■ **Work to complete**
The answer must be the complete listing, reproduced exactly.

╔══

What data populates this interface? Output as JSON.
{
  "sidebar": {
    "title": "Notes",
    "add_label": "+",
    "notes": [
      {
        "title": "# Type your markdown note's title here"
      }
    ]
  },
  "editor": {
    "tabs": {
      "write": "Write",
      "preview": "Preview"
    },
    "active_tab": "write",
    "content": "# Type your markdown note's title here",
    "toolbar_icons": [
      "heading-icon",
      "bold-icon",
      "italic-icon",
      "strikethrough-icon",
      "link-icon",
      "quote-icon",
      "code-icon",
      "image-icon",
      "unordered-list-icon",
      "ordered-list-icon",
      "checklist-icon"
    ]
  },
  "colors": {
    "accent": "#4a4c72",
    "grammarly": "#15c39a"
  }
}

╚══

■ **Exercise solution**
What data populates this interface? Output as JSON.
{
  "sidebar": {
    "title": "Notes",
    "add_label": "+",
    "notes": [
      {
        "title": "# Type your markdown note's title here"
      }
    ]
  },
  "editor": {
    "tabs": {
      "write": "Write",
      "preview": "Preview"
    },
    "active_tab": "write",
    "content": "# Type your markdown note's title here",
    "toolbar_icons": [
      "heading-icon",
      "bold-icon",
      "italic-icon",
      "strikethrough-icon",
      "link-icon",
      "quote-icon",
      "code-icon",
      "image-icon",
      "unordered-list-icon",
      "ordered-list-icon",
      "checklist-icon"
    ]
  },
  "colors": {
    "accent": "#4a4c72",
    "grammarly": "#15c39a"
  }
}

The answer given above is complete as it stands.